For streaming video and cloud gaming providers, the edge means a reduction in latency that will be critical as more people take in big television events on streaming platforms and AAA video game titles look to skip the physical hardware and go over-the-top.
During its third-quarter earnings call, Akamai touted its edge architecture consisting of 240,000 servers positioned in 3,900 locations in more than 1,000 cities across 143 countries.
“The core of the Internet just doesn't have the scale or proximity to end users and devices to keep up with ever increasing demands. The edge of the Internet is where our customers connect with their end users and that is where their digital experiences must be fast, intelligent, and secure,” said Akamai CEO Thomson Leighton, according to a Seeking Alpha transcript.
Akamai is counting on the edge to deliver large amounts of video at high quality, to provide the capacity to absorb denial of service attacks and to provide main server lookups close to end users and devices.
Fellow CDN provider Limelight used part of its third-quarter earnings call to talk up its recent agreement with Ericsson to form a Unified Delivery Network (UDN), which is basically an edge platform with more than 40 points of presence within service provider networks.
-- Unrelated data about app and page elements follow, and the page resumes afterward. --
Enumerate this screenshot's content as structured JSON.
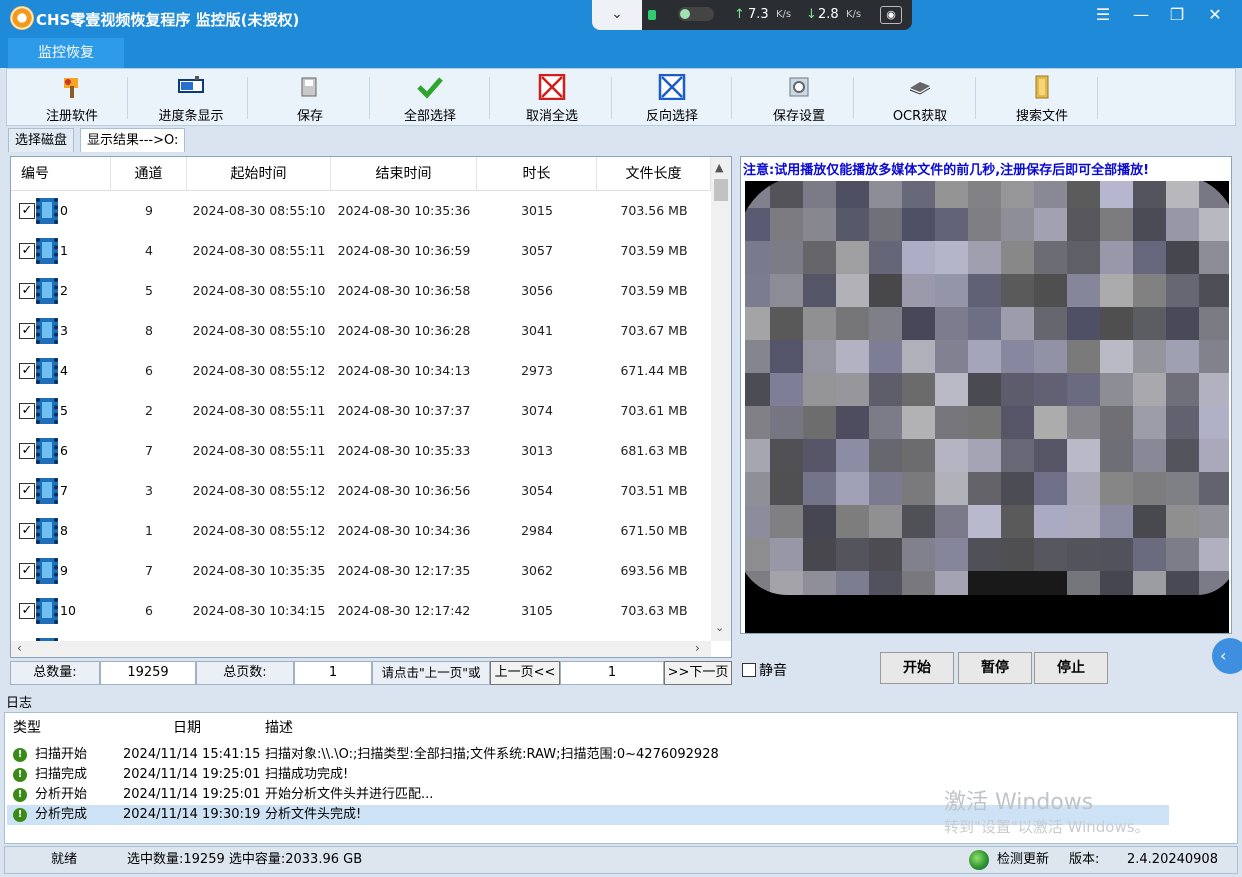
{
  "window": {
    "title": "CHS零壹视频恢复程序 监控版(未授权)"
  },
  "network": {
    "upload": "7.3",
    "download": "2.8",
    "unit": "K/s"
  },
  "main_tab": "监控恢复",
  "toolbar": [
    {
      "label": "注册软件",
      "icon": "register-icon"
    },
    {
      "label": "进度条显示",
      "icon": "progress-icon"
    },
    {
      "label": "保存",
      "icon": "save-icon"
    },
    {
      "label": "全部选择",
      "icon": "select-all-icon"
    },
    {
      "label": "取消全选",
      "icon": "deselect-all-icon"
    },
    {
      "label": "反向选择",
      "icon": "invert-selection-icon"
    },
    {
      "label": "保存设置",
      "icon": "save-settings-icon"
    },
    {
      "label": "OCR获取",
      "icon": "ocr-icon"
    },
    {
      "label": "搜索文件",
      "icon": "search-file-icon"
    }
  ],
  "subtabs": [
    "选择磁盘",
    "显示结果--->O:"
  ],
  "grid": {
    "columns": [
      "编号",
      "通道",
      "起始时间",
      "结束时间",
      "时长",
      "文件长度"
    ],
    "rows": [
      {
        "id": "0",
        "channel": "9",
        "start": "2024-08-30 08:55:10",
        "end": "2024-08-30 10:35:36",
        "duration": "3015",
        "size": "703.56 MB"
      },
      {
        "id": "1",
        "channel": "4",
        "start": "2024-08-30 08:55:11",
        "end": "2024-08-30 10:36:59",
        "duration": "3057",
        "size": "703.59 MB"
      },
      {
        "id": "2",
        "channel": "5",
        "start": "2024-08-30 08:55:10",
        "end": "2024-08-30 10:36:58",
        "duration": "3056",
        "size": "703.59 MB"
      },
      {
        "id": "3",
        "channel": "8",
        "start": "2024-08-30 08:55:10",
        "end": "2024-08-30 10:36:28",
        "duration": "3041",
        "size": "703.67 MB"
      },
      {
        "id": "4",
        "channel": "6",
        "start": "2024-08-30 08:55:12",
        "end": "2024-08-30 10:34:13",
        "duration": "2973",
        "size": "671.44 MB"
      },
      {
        "id": "5",
        "channel": "2",
        "start": "2024-08-30 08:55:11",
        "end": "2024-08-30 10:37:37",
        "duration": "3074",
        "size": "703.61 MB"
      },
      {
        "id": "6",
        "channel": "7",
        "start": "2024-08-30 08:55:11",
        "end": "2024-08-30 10:35:33",
        "duration": "3013",
        "size": "681.63 MB"
      },
      {
        "id": "7",
        "channel": "3",
        "start": "2024-08-30 08:55:12",
        "end": "2024-08-30 10:36:56",
        "duration": "3054",
        "size": "703.51 MB"
      },
      {
        "id": "8",
        "channel": "1",
        "start": "2024-08-30 08:55:12",
        "end": "2024-08-30 10:34:36",
        "duration": "2984",
        "size": "671.50 MB"
      },
      {
        "id": "9",
        "channel": "7",
        "start": "2024-08-30 10:35:35",
        "end": "2024-08-30 12:17:35",
        "duration": "3062",
        "size": "693.56 MB"
      },
      {
        "id": "10",
        "channel": "6",
        "start": "2024-08-30 10:34:15",
        "end": "2024-08-30 12:17:42",
        "duration": "3105",
        "size": "703.63 MB"
      }
    ]
  },
  "pager": {
    "total_label": "总数量:",
    "total": "19259",
    "pages_label": "总页数:",
    "pages": "1",
    "hint": "请点击\"上一页\"或",
    "prev": "上一页<<",
    "current": "1",
    "next": ">>下一页"
  },
  "preview": {
    "notice": "注意:试用播放仅能播放多媒体文件的前几秒,注册保存后即可全部播放!"
  },
  "player": {
    "mute": "静音",
    "play": "开始",
    "pause": "暂停",
    "stop": "停止"
  },
  "log": {
    "title": "日志",
    "columns": [
      "类型",
      "日期",
      "描述"
    ],
    "rows": [
      {
        "type": "扫描开始",
        "date": "2024/11/14 15:41:15",
        "desc": "扫描对象:\\\\.\\O:;扫描类型:全部扫描;文件系统:RAW;扫描范围:0~4276092928"
      },
      {
        "type": "扫描完成",
        "date": "2024/11/14 19:25:01",
        "desc": "扫描成功完成!"
      },
      {
        "type": "分析开始",
        "date": "2024/11/14 19:25:01",
        "desc": "开始分析文件头并进行匹配..."
      },
      {
        "type": "分析完成",
        "date": "2024/11/14 19:30:19",
        "desc": "分析文件头完成!"
      }
    ]
  },
  "watermark": {
    "line1": "激活 Windows",
    "line2": "转到\"设置\"以激活 Windows。"
  },
  "status": {
    "ready": "就绪",
    "selection": "选中数量:19259 选中容量:2033.96 GB",
    "update": "检测更新",
    "version_label": "版本:",
    "version": "2.4.20240908"
  }
}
“We plan to install our software technology on UDN’s existing and future pops, which will expand our footprint – our delivery capabilities globally and increase our delivery capacity in strategic areas for our customers. As a result, we’ll be able to expand our revenue by using the UDN sites for delivery to our customers, and Ericsson will be able to expand its revenue by selling more CDN and edge services to its customers,” said Limelight CEO Robert Lento according to a Seeking Alpha transcript.
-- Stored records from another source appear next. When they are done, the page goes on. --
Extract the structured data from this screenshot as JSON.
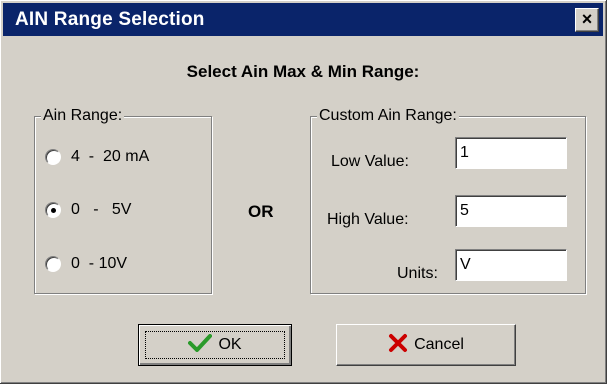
{
  "window": {
    "title": "AIN Range Selection",
    "close_glyph": "×"
  },
  "heading": "Select Ain Max & Min Range:",
  "ain_range": {
    "legend": "Ain Range:",
    "options": [
      {
        "label": "4  -  20 mA",
        "checked": false
      },
      {
        "label": "0   -   5V",
        "checked": true
      },
      {
        "label": "0  - 10V",
        "checked": false
      }
    ]
  },
  "or_label": "OR",
  "custom_range": {
    "legend": "Custom Ain Range:",
    "low_label": "Low Value:",
    "low_value": "1",
    "high_label": "High Value:",
    "high_value": "5",
    "units_label": "Units:",
    "units_value": "V"
  },
  "buttons": {
    "ok_label": "OK",
    "ok_icon": "checkmark-icon",
    "cancel_label": "Cancel",
    "cancel_icon": "x-icon"
  },
  "colors": {
    "titlebar": "#0a246a",
    "face": "#d4d0c8",
    "check_green": "#2a9a2a",
    "cancel_red": "#cc0000"
  }
}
Limelight said its deals with Ericsson and Linode will contribute millions in new revenue next year and that nearly half of the company’s 15% growth target will directly stem from those initiatives.
Limelight also touched on a software product is has in the works called function as a service, which will allow customers to develop applications and have the workload handled at the edge instead of in the cloud data center.
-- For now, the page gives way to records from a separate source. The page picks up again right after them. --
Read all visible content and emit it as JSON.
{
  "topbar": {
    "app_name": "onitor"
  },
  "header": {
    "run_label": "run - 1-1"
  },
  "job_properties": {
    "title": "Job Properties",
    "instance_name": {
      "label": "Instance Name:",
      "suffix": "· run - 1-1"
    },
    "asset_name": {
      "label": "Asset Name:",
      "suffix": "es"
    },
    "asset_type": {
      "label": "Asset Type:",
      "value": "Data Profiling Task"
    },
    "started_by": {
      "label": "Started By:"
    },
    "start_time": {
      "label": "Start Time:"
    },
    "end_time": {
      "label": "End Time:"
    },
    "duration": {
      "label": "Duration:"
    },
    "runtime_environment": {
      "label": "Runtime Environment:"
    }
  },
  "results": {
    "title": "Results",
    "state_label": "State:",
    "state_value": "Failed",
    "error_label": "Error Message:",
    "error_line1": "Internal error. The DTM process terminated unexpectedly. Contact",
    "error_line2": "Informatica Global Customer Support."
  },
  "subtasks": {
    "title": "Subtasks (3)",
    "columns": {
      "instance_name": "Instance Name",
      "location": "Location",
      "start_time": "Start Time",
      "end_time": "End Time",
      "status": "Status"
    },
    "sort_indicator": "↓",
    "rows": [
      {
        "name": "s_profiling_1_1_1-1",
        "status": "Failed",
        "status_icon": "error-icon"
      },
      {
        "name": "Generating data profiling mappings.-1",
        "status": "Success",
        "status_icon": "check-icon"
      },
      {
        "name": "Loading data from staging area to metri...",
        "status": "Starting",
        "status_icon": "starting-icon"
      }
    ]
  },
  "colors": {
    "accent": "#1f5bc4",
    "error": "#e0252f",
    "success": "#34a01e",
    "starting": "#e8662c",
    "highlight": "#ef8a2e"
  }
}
While Google didn’t speak specifically about edge computing during its third-quarter earnings call, the company did discuss its Project Stream cloud gaming trials, which undoubtedly will rely on the edge to achieve the near non-existent latency levels needed to stream AAA video game titles via Chrome.
“…Having spent my life in computing, I was blown away by seeing our ability to stream a game which needs real-time interactions and to be able to do that from the cloud. And it's one of the most important technological advances I've seen in a while. And so, we are going to focus on that and make sure we're making progress there and bring our newer experiences for gamers,” said Google CEO Sundar Pichai.
Microsoft dedicated a portion of its third-quarter earnings call to talking up its Azure cloud platform and recently added capabilities around security and new workloads like IoT and edge AI. Microsoft CEO Satya Nadella said he sees a perceived advantage for his company in its hybrid architecture.
“So, we don't think of hybrid as some stopgap as a move to the cloud. We think about it's the coming together of distributed computing where the cloud and the edge work together for not just the old workloads, but most importantly for new workloads. And that's where we are seeing some very significant good feedback loops and shaping even our future road map. And this is a place where we are leading,” said Nadella according to a Seeking Alpha transcript.
Nadella said that Microsoft is improving its capital efficiency by building an intelligent cloud, intelligent edge platform to span its Azure business along with the future of cloud gaming and what the company is doing at Microsoft 365 or Dynamics 365.